WORK INSTRUCTIONS -> All lines containing the string "Admin" must be copied from the entries.

--- DATASET CONTENT Enclosed Below ---

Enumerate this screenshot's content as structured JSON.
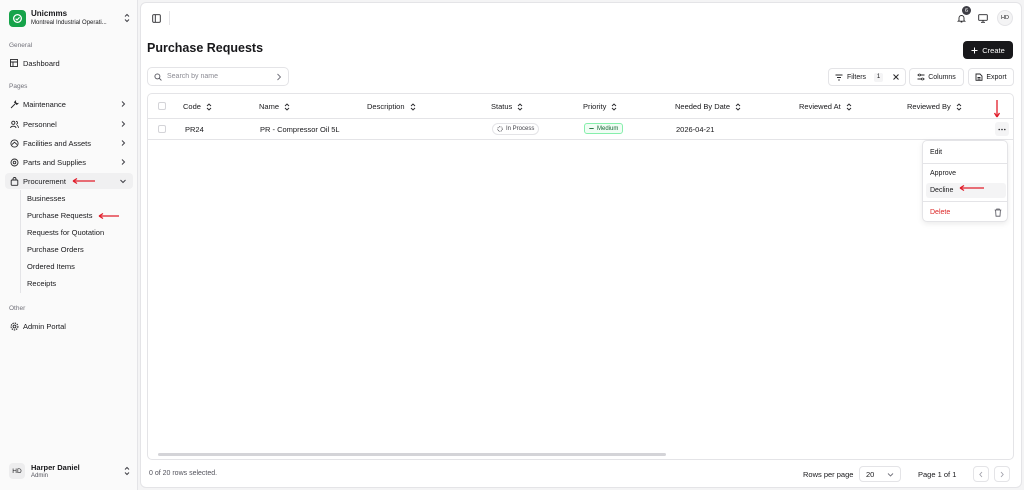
{
  "org": {
    "name": "Unicmms",
    "subtitle": "Montreal Industrial Operati..."
  },
  "sidebar": {
    "general_label": "General",
    "pages_label": "Pages",
    "other_label": "Other",
    "dashboard": "Dashboard",
    "items": [
      {
        "label": "Maintenance"
      },
      {
        "label": "Personnel"
      },
      {
        "label": "Facilities and Assets"
      },
      {
        "label": "Parts and Supplies"
      },
      {
        "label": "Procurement"
      }
    ],
    "procurement_sub": [
      {
        "label": "Businesses"
      },
      {
        "label": "Purchase Requests"
      },
      {
        "label": "Requests for Quotation"
      },
      {
        "label": "Purchase Orders"
      },
      {
        "label": "Ordered Items"
      },
      {
        "label": "Receipts"
      }
    ],
    "admin_portal": "Admin Portal"
  },
  "user": {
    "initials": "HD",
    "name": "Harper Daniel",
    "role": "Admin"
  },
  "topbar": {
    "notification_count": "6",
    "avatar_initials": "HD"
  },
  "page": {
    "title": "Purchase Requests",
    "create_label": "Create"
  },
  "toolbar": {
    "search_placeholder": "Search by name",
    "filters_label": "Filters",
    "filters_count": "1",
    "columns_label": "Columns",
    "export_label": "Export"
  },
  "table": {
    "headers": [
      "Code",
      "Name",
      "Description",
      "Status",
      "Priority",
      "Needed By Date",
      "Reviewed At",
      "Reviewed By"
    ],
    "rows": [
      {
        "code": "PR24",
        "name": "PR - Compressor Oil 5L",
        "description": "",
        "status": "In Process",
        "priority": "Medium",
        "needed_by": "2026-04-21",
        "reviewed_at": "",
        "reviewed_by": ""
      }
    ]
  },
  "row_menu": {
    "edit": "Edit",
    "approve": "Approve",
    "decline": "Decline",
    "delete": "Delete"
  },
  "footer": {
    "selected": "0 of 20 rows selected.",
    "rows_per_page_label": "Rows per page",
    "rows_per_page_value": "20",
    "page_info": "Page 1 of 1"
  },
  "colors": {
    "brand": "#16a34a",
    "annotation": "#e11d2a",
    "danger": "#dc2626",
    "priority": "#166534"
  },
  "icons": [
    "logo-icon",
    "chevrons-updown-icon",
    "dashboard-icon",
    "wrench-icon",
    "users-icon",
    "building-icon",
    "box-icon",
    "bag-icon",
    "chevron-right-icon",
    "chevron-down-icon",
    "settings-icon",
    "sidebar-toggle-icon",
    "bell-icon",
    "monitor-icon",
    "plus-icon",
    "search-icon",
    "filter-icon",
    "close-icon",
    "columns-icon",
    "export-icon",
    "sort-icon",
    "loader-icon",
    "ellipsis-icon",
    "trash-icon",
    "chevron-left-icon"
  ]
}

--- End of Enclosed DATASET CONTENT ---

RESULT FOR THIS EXERCISE ->
    "admin_portal": "Admin Portal"
    "role": "Admin"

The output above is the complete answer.